Generally in a probation revocation, the time is considered by the judge, but also other factors (such as whether he avoided the warrant, if he's a danger to himself or others, if he's at danger for violating another provision, etc...). The judge may do a "mini-trial
" to see if he/she believes that it's more likely than not that the alleged crimes actually were committed by your son. The standard is not the same as in a criminal
trial, in that the standard is "preponderance of the evidence" (more likely than not). If the judge is convinced that there's a 51% chance that he committed these crimes, then the judge can revoke probation.
Now the probation would only be the remaining 4 months (assuming that this is the sentenced time), not the entire amount of the time.
Probation revocation is a serious matter, as is having outstanding warrants. An attorney could arrange for him to voluntarily turn himself in, which looks good on his part. Further, the attorney could help defend against these two other crimes. Note that the probation revocation doesn't affect the criminal charges themselves. He could still be tried and convicted for those as well, which would give him additional sentences
, and if he has a record of probation violation, it's unlikely that he would get it again or get parole (meaning he would have to serve out his entire sentence if he were convicted).
In short, yes, I do believe that getting an attorney is a smart thing to do. That being said, you need to contact an attorney in your area that deals with criminal / probation cases.
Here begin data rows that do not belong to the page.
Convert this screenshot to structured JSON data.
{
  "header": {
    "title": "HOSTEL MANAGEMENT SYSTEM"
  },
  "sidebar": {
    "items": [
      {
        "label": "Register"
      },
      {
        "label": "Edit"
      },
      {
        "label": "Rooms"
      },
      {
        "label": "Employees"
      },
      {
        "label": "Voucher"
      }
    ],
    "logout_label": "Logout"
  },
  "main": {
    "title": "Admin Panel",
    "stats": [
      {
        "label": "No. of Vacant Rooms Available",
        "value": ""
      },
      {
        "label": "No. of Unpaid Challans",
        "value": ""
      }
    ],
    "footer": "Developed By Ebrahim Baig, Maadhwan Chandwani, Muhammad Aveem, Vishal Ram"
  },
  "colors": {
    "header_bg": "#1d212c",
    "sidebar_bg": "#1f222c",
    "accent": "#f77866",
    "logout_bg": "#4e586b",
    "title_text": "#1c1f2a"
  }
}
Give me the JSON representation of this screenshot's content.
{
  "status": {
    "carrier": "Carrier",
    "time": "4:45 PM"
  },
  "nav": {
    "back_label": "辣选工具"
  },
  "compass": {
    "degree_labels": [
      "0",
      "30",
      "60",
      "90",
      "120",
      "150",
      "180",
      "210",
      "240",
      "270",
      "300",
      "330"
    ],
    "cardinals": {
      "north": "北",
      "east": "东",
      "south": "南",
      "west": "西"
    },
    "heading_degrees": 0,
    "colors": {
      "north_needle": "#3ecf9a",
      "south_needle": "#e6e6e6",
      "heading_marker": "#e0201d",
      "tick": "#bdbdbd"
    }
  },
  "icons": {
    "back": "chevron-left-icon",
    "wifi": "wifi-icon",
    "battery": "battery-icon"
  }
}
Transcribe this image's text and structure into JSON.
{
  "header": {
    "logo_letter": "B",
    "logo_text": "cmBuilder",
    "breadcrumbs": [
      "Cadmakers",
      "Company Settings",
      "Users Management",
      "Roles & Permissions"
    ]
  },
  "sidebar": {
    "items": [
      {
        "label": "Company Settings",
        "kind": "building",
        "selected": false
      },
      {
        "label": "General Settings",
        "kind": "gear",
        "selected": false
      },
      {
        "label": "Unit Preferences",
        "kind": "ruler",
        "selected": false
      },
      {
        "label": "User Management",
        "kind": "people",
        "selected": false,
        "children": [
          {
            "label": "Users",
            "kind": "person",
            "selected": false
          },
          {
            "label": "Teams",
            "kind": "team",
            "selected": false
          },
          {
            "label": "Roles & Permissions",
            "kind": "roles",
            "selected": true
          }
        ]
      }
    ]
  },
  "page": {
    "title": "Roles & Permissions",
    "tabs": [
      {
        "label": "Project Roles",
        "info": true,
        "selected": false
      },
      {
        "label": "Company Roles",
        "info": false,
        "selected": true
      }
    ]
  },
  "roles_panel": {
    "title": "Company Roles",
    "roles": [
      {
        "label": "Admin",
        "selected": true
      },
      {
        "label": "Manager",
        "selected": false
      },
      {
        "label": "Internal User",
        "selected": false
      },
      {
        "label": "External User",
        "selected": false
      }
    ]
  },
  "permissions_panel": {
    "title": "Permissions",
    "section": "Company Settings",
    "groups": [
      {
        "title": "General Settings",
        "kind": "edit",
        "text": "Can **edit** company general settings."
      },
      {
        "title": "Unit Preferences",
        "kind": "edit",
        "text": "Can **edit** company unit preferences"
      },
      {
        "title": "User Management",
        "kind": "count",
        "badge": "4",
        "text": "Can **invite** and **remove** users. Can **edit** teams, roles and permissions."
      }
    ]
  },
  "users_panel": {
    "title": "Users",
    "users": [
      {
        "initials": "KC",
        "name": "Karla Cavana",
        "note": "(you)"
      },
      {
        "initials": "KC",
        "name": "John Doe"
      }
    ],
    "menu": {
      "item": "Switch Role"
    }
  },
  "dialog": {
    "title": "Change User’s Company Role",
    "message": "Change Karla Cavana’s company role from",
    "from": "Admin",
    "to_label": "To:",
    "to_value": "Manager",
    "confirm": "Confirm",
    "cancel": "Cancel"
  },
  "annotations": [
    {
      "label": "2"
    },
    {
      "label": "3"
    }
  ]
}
Go to www.lawyers.com or www.legalmatch.com to find an attorney in your area. You should be able to find one that will give you a free initial consultation and better advise you of your rights, any problems with your case, likelihood of success, how courts
are treating cases such as yours in your area, and what you should do next.
Talking with his P/O may or may not be fruitful (more likely not to be). Unfortunately most are too cynical to be swayed by your appeals to them. I don't see much harm in doing so, but you shouldn't believe anything that he/she has to say (as he/she will say anything for him to turn himself in, at which point the officer may just recommend revocation of probation regardless what was told to you).
Hope that clears things up a bit. If you have any other questions, please let me know. If not, and you have not yet, please rate my answer AND press the "submit" button, if applicable. Please note that I don't get any credit for my answer unless and until you rate it a 3, 4, 5 (good or better). Thank you, ***** ***** luck to you!